--- Supplied data ---

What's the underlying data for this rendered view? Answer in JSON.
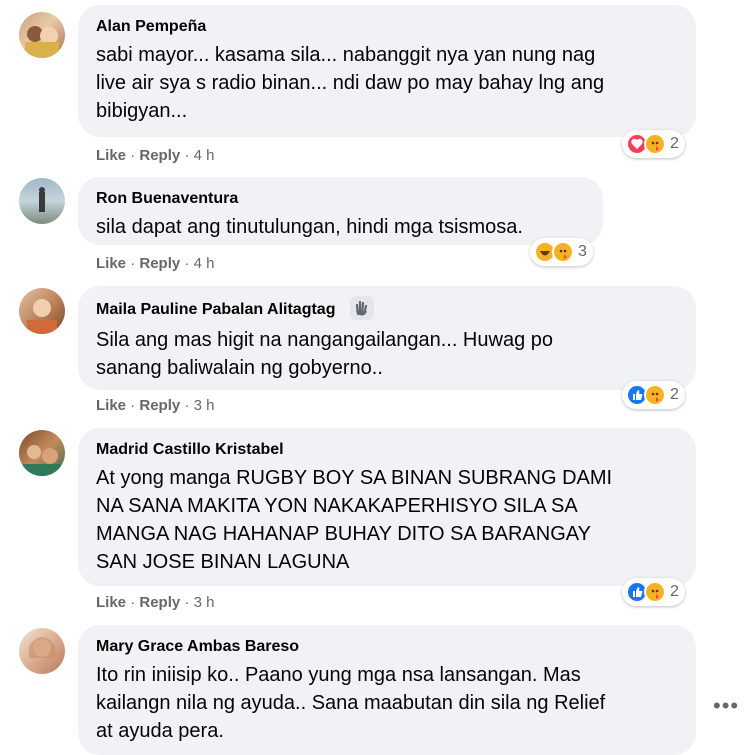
{
  "comments": [
    {
      "author": "Alan Pempeña",
      "lines": [
        "sabi mayor... kasama sila... nabanggit nya yan nung nag",
        "live air sya s radio binan... ndi daw po may bahay lng ang",
        "bibigyan..."
      ],
      "like": "Like",
      "reply": "Reply",
      "time": "4 h",
      "reaction_count": "2",
      "reactions": [
        "heart",
        "care"
      ]
    },
    {
      "author": "Ron Buenaventura",
      "lines": [
        "sila dapat ang tinutulungan, hindi mga tsismosa."
      ],
      "like": "Like",
      "reply": "Reply",
      "time": "4 h",
      "reaction_count": "3",
      "reactions": [
        "haha",
        "care"
      ]
    },
    {
      "author": "Maila Pauline Pabalan Alitagtag",
      "lines": [
        "Sila ang mas higit na nangangailangan... Huwag po",
        "sanang baliwalain ng gobyerno.."
      ],
      "like": "Like",
      "reply": "Reply",
      "time": "3 h",
      "reaction_count": "2",
      "reactions": [
        "like",
        "care"
      ]
    },
    {
      "author": "Madrid Castillo Kristabel",
      "lines": [
        "At yong manga RUGBY BOY SA BINAN SUBRANG DAMI",
        "NA SANA MAKITA YON NAKAKAPERHISYO SILA SA",
        "MANGA NAG HAHANAP BUHAY DITO SA BARANGAY",
        "SAN JOSE BINAN LAGUNA"
      ],
      "like": "Like",
      "reply": "Reply",
      "time": "3 h",
      "reaction_count": "2",
      "reactions": [
        "like",
        "care"
      ]
    },
    {
      "author": "Mary Grace Ambas Bareso",
      "lines": [
        "Ito rin iniisip ko.. Paano yung mga nsa lansangan. Mas",
        "kailangn nila ng ayuda.. Sana maabutan din sila ng Relief",
        "at ayuda pera."
      ]
    }
  ],
  "separator": "·",
  "more_icon": "•••",
  "icons": {
    "badge": "wave-hand-icon",
    "more": "more-options-icon"
  },
  "colors": {
    "bubble": "#f0f2f5",
    "meta": "#65676b",
    "like_blue": "#1877f2",
    "heart_red": "#f33e58",
    "care_yellow": "#f7b125"
  }
}
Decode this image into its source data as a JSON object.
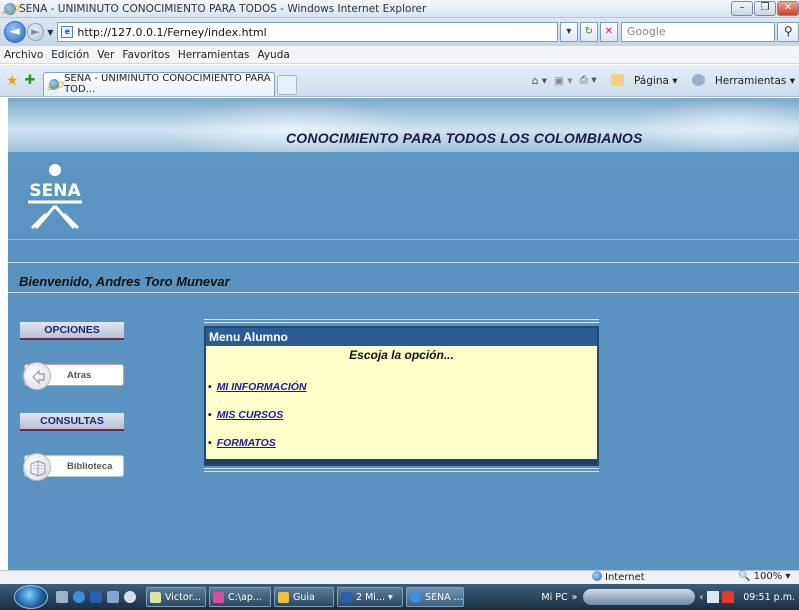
{
  "window": {
    "title": "SENA - UNIMINUTO CONOCIMIENTO PARA TODOS - Windows Internet Explorer",
    "minimize": "–",
    "maximize": "❐",
    "close": "✕"
  },
  "address_bar": {
    "url": "http://127.0.0.1/Ferney/index.html",
    "search_placeholder": "Google"
  },
  "menu": {
    "items": [
      "Archivo",
      "Edición",
      "Ver",
      "Favoritos",
      "Herramientas",
      "Ayuda"
    ]
  },
  "tab": {
    "label": "SENA - UNIMINUTO CONOCIMIENTO PARA TOD..."
  },
  "commands": {
    "page": "Página",
    "tools": "Herramientas"
  },
  "page": {
    "banner_title": "CONOCIMIENTO PARA TODOS LOS COLOMBIANOS",
    "logo_text": "SENA",
    "welcome": "Bienvenido, Andres Toro Munevar",
    "sidebar": {
      "options_header": "OPCIONES",
      "back_button": "Atras",
      "queries_header": "CONSULTAS",
      "library_button": "Biblioteca"
    },
    "student_menu": {
      "title": "Menu Alumno",
      "prompt": "Escoja la opción...",
      "items": [
        "MI INFORMACIÓN",
        "MIS CURSOS",
        "FORMATOS"
      ]
    }
  },
  "status_bar": {
    "zone": "Internet",
    "zoom": "100%"
  },
  "taskbar": {
    "tasks": [
      "Victor...",
      "C:\\ap...",
      "Guia",
      "2 Mi...",
      "SENA ..."
    ],
    "tray_label": "Mi PC",
    "clock": "09:51 p.m."
  },
  "colors": {
    "page_blue": "#5a93c0",
    "menu_header": "#2b5d93",
    "menu_bg": "#ffffcc",
    "link": "#1a1aa8"
  }
}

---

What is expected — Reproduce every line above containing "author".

Answer for this exercise —
      "author": "Alan Pempeña",
      "author": "Ron Buenaventura",
      "author": "Maila Pauline Pabalan Alitagtag",
      "author": "Madrid Castillo Kristabel",
      "author": "Mary Grace Ambas Bareso",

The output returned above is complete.